This is an excerpt from an email I wrote to my colleagues at Mozilla a couple of weeks back.
Aside from the occasional gripe about how awful it was to land a particular patch, I rarely hear anyone talk about code review.
What processes do people in our team use to decide "I'm going to hit the green button"?
I hope people will share their thoughts. Besides being curious about how others approach code review, I have two self-serving goals. First, I want to become both faster and more thorough when performing reviews. Second, I want to know what I should be doing as a developer to ensure my code is reviewed quickly and with minimal fuss.
- How do you decide what level of scrutiny needs to be given to a patch?
- How do you gain an understanding of a complex patch and how it fits into the existing code base?
- How do you ensure localized changes do not cause unintended side effects elsewhere? Similarly, how do you ensure conceptual integrity?
- How do you give feedback, solicit changes, and ask for clarification?
- Do you ever add a commit to somebody else's patch?
- Are different standards applied to external contributors?
- Finally, what other heuristics are used to decide whether to r+?
Since I'm asking, I'll say my bit first.
To determine the level of scrutiny
Is the dev one that I have worked with before and trust?
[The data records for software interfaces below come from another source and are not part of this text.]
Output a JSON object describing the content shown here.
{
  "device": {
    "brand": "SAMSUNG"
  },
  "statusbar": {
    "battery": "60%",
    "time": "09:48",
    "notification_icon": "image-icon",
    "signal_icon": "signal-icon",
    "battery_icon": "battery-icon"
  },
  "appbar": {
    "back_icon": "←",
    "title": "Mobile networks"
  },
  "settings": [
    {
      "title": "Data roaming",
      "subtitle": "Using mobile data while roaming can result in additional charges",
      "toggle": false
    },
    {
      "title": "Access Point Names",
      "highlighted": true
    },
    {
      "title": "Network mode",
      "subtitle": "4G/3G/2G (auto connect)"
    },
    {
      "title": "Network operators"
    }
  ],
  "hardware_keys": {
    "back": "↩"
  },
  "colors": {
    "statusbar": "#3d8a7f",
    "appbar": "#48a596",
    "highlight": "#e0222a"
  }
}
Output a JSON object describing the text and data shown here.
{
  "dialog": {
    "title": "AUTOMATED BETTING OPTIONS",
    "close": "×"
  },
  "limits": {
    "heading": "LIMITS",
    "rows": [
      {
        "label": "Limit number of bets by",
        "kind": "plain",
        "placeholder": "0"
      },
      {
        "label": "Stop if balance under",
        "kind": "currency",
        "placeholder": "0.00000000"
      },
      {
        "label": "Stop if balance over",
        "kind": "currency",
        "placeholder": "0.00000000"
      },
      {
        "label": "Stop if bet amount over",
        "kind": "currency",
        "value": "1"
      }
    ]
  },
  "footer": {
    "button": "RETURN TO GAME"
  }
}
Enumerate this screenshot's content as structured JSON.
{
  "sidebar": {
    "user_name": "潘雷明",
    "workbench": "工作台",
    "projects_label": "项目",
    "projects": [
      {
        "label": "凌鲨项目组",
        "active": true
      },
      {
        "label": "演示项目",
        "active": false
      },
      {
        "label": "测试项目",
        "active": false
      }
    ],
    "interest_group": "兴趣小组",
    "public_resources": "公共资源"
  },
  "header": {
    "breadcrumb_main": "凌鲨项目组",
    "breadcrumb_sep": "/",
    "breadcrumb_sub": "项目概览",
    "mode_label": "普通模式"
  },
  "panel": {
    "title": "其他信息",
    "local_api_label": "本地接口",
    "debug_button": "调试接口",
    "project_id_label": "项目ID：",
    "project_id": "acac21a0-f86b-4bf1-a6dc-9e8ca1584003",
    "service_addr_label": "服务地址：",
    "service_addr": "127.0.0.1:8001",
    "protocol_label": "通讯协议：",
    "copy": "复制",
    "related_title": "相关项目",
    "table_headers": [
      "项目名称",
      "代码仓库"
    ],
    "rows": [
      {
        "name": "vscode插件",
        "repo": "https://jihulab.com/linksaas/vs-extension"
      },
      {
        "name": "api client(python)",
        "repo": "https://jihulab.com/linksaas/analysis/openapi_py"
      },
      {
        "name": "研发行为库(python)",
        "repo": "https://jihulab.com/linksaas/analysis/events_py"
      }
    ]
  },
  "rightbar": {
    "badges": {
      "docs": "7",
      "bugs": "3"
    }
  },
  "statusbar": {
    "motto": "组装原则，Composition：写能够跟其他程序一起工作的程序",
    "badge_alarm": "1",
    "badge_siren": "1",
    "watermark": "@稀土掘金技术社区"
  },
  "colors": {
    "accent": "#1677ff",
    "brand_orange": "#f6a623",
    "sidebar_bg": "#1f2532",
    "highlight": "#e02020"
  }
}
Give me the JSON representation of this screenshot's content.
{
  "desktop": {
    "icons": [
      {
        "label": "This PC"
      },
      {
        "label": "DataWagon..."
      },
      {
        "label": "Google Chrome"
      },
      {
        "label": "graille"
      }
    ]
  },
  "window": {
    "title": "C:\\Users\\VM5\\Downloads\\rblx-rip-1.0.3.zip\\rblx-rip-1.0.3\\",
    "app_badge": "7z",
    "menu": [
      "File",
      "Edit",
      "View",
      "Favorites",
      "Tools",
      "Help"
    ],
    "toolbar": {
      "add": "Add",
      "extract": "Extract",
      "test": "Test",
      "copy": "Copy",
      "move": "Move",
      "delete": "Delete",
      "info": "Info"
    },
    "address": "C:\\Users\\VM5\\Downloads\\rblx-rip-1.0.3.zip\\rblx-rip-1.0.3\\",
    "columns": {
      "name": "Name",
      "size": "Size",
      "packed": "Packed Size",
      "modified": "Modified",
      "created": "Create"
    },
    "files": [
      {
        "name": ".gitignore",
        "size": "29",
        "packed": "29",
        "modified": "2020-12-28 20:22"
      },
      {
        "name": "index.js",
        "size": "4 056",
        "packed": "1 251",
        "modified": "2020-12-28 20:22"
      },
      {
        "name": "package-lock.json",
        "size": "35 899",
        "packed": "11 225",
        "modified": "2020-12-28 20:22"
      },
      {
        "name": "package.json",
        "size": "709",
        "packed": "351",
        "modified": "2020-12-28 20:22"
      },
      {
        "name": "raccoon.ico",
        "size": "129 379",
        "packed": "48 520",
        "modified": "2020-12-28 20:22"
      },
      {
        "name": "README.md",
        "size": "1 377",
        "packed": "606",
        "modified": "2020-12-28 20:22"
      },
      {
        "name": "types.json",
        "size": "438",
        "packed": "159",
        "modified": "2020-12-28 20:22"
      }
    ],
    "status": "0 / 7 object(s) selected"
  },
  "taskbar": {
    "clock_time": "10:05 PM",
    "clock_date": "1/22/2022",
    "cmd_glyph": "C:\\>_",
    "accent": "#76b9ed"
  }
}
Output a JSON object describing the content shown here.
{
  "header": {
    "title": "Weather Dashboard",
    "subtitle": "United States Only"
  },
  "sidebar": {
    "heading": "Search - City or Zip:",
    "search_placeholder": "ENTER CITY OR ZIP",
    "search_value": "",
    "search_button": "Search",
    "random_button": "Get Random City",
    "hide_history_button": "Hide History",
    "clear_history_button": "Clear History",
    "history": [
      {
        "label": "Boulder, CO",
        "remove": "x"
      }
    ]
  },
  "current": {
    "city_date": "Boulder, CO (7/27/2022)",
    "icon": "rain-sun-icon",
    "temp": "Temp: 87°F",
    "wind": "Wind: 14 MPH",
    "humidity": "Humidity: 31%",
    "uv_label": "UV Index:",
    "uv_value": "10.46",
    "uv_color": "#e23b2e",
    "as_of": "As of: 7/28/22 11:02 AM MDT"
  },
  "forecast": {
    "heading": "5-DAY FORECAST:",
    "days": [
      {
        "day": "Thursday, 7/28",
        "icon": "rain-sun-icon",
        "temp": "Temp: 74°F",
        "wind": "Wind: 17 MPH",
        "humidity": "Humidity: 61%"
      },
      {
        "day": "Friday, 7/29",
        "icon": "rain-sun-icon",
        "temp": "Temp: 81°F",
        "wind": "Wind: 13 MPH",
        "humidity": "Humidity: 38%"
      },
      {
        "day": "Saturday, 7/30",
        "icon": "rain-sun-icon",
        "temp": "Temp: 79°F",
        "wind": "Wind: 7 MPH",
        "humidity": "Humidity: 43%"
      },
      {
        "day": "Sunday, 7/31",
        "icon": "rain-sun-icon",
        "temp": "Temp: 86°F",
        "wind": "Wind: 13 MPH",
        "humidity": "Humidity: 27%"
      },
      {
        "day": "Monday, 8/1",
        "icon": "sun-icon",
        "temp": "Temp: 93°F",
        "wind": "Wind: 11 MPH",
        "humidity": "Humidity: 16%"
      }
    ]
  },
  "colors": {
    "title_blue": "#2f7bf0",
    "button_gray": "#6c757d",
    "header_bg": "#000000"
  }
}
I'll inherently trust a contribution from a colleague I work with every day more than one from a first time contributor. Next, I look to see how large a patch is. Large patches (which I am frequently guilty of) scare me. Changes to core pieces of functionality scare me. Changes to a historically problem area raise awareness. One line CSS changes generally do not. The gray area in between - I have no idea how to quantify.
To gain an understanding of a complex patch
I take a multi-phase approach. First, I scan the diff to see what code has changed, not yet trying to fit things together. Next, I try to pick out names of modules/functions that have changed. I then try to fit logical units together. After that, I work from the outside in, seeing how the patch interfaces with existing code, and finally, how the new parts fit together.
Ensuring localized changes do not cause unintended side effects
I rely on my own knowledge of the system, thinking through potential side effects, and hope the tests are sufficient to cover things I have not thought of. This is the portion I struggle with the most.
How I give feedback
I try to approach most patches as a multi-stage process, and how I give feedback depends on the stage of the patch. If it is an early stage WIP (Work In Progress), I generally try to ensure the concept is sound and that the code is cohesive and fits in conceptually, but not much else. Mid->late stage WIPs I ask for code/name cleanup, comments, sufficient test coverage, and style nits. Late stage WIPs are where I am the most pedantic. Final review is usually pretty easy because the author and I have gone over things several times.
I try to be direct but helpful with the feedback. I'm not afraid of offering suggestions or alternate approaches. If I am asking for clarification, I try to explain what the code does to see if I am on the right track.
Adding commits to other people's patches
Yes. Most frequently, I add tests. I rarely modify core functionality of somebody's patch unless the author and I have discussed it beforehand. I sometimes feel guilty about this, sometimes not.
How I handle external contributors
I try to do whatever it takes to land an external contributor's patch. The most important thing is to review early and often. Landing a contributor's patch quickly leads to repeat contributors. A contributor whose patch has sat for a month probably isn't coming back. Sometimes the contributor needs to be educated about the process and standards, but really, this is the same process used when onboarding a new employee.
Other random heuristics I use
- Does the code do what the author says it does?
- Does the patch address a real problem/need?
- Does the functionality duplicate functionality already found elsewhere? If not, is there similar functionality that can be generalized?
- Have pdehaan, jrgm, jbonacci, or edwong weighed in? If so, listen, carefully. They have saved our bacon too many times to count.
- Are existing tests modified? If so, I give the patch more scrutiny than a patch that only adds new tests.
- Are new configuration items added that differ between prod and local dev? If so, Ops needs to be involved.
- Are there any major performance regressions?
- Does the patch use a large external client-side library? If so, can we recreate only the subset of functionality that we need?
- Is the styling "close enough?" I'm not super pedantic about styling, but I like a general feel of consistency.
What do you do?